# [ASSIGNMENT]
Go through the material and copy each line in which the word "header" shows up.

# [EXERCISE INPUTS]
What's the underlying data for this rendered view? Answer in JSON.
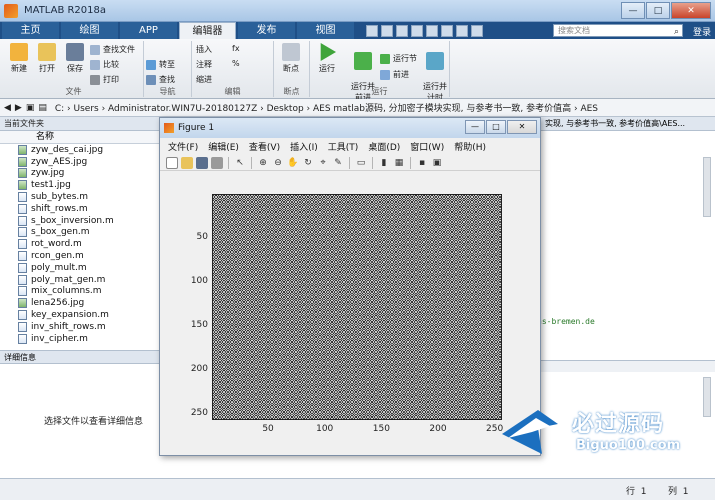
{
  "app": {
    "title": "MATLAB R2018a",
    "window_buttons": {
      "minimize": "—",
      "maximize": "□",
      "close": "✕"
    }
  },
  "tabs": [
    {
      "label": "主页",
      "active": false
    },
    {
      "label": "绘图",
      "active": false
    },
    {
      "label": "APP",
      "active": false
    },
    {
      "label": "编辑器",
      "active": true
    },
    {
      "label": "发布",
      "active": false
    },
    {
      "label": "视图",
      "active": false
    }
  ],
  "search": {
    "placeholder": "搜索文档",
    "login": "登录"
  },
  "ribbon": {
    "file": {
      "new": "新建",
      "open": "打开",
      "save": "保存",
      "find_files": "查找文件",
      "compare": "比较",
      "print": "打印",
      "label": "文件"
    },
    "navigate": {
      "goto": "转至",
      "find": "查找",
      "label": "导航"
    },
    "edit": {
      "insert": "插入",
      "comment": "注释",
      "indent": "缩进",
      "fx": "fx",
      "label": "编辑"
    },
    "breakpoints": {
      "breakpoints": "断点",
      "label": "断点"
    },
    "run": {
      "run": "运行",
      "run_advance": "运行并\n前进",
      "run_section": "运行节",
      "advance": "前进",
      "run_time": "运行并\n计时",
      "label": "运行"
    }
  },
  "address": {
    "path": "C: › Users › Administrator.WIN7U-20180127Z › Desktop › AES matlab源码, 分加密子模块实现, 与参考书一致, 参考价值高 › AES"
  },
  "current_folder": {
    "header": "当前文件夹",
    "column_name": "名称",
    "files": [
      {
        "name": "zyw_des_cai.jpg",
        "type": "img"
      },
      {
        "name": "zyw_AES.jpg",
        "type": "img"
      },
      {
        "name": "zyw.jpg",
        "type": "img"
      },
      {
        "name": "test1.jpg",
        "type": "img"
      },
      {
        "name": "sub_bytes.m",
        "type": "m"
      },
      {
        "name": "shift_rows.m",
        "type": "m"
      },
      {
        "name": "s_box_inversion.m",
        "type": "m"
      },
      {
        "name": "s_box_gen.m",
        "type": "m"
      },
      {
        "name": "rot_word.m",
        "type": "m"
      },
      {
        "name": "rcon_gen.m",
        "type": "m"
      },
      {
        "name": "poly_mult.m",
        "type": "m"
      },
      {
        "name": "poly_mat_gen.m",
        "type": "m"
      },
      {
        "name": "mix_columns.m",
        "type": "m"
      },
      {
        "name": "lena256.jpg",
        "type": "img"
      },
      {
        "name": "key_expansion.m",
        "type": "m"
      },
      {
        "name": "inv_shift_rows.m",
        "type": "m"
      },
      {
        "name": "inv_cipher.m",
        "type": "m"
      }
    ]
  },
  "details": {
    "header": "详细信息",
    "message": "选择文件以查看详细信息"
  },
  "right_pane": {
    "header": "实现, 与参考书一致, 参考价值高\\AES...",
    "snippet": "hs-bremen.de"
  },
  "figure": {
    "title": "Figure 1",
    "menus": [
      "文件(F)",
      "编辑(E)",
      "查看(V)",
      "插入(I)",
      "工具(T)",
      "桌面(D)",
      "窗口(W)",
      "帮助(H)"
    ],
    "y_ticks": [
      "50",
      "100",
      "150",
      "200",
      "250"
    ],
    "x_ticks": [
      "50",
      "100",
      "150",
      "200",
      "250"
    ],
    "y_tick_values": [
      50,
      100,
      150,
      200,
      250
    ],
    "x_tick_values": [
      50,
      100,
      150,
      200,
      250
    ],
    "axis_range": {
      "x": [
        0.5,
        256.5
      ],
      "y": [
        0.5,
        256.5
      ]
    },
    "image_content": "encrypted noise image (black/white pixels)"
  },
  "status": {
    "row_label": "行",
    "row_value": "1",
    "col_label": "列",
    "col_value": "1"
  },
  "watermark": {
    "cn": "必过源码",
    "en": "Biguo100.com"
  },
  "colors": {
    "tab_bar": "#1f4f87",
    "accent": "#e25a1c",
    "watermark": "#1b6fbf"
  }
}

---

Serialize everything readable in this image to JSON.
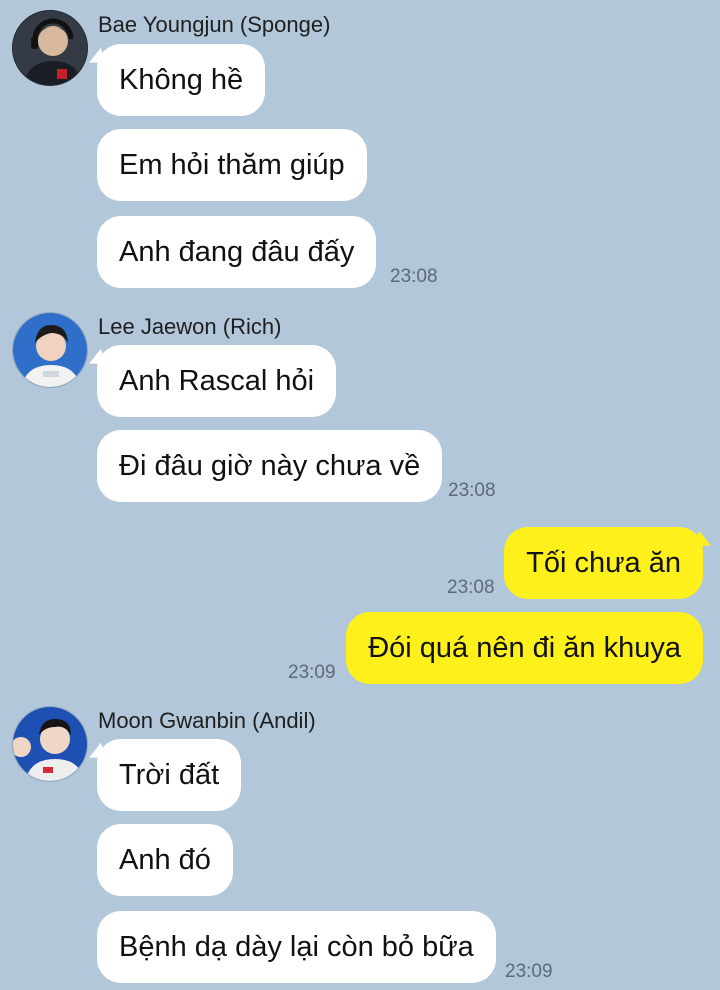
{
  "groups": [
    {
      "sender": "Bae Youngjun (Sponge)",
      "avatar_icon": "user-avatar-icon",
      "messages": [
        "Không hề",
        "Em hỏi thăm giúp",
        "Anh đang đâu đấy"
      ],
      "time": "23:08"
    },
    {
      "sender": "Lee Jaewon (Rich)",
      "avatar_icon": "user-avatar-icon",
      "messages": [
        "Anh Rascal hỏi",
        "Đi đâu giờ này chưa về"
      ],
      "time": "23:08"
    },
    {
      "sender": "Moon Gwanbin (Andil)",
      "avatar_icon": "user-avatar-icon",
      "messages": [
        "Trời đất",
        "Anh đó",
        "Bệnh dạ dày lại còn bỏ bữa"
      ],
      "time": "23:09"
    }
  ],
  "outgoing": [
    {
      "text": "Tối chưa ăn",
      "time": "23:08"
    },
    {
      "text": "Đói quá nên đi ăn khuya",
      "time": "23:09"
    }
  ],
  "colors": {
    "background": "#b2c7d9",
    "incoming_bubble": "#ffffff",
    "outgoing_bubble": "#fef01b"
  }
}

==

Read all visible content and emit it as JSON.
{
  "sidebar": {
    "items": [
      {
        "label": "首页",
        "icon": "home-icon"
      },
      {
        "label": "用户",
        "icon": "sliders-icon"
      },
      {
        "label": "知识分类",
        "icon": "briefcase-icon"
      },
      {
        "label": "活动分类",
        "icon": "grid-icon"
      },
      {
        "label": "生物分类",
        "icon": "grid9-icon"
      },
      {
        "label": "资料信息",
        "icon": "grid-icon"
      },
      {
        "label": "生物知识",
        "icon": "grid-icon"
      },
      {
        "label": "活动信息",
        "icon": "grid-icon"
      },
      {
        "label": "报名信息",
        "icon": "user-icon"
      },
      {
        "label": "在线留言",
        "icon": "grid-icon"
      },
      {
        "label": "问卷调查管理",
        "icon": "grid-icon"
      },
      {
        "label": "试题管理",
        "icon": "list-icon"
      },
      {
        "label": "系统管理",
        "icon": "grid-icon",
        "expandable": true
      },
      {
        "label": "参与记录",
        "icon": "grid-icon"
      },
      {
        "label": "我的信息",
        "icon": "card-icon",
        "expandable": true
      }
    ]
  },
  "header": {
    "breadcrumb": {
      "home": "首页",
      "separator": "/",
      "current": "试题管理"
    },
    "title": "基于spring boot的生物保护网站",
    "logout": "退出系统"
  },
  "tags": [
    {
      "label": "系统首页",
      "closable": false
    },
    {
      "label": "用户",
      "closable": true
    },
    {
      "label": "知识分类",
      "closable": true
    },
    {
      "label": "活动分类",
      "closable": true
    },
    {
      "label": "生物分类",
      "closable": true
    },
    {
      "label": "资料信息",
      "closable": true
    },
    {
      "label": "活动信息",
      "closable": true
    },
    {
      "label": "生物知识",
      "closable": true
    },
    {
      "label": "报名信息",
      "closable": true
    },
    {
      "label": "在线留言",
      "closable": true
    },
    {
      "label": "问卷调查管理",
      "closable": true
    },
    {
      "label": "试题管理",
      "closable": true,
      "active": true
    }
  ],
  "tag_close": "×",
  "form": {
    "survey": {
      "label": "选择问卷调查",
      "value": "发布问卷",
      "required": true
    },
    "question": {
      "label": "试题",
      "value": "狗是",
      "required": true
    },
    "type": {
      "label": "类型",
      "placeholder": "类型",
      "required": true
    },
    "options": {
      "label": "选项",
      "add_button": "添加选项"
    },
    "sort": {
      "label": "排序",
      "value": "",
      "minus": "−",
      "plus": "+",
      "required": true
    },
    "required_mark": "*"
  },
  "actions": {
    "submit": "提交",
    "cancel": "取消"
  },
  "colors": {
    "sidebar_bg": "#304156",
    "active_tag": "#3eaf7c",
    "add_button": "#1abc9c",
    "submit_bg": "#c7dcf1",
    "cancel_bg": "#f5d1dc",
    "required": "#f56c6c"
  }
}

# [RESULT BELOW]
    "header": "当前文件夹",
    "header": "详细信息",
    "header": "实现, 与参考书一致, 参考价值高\\AES...",
  "header": {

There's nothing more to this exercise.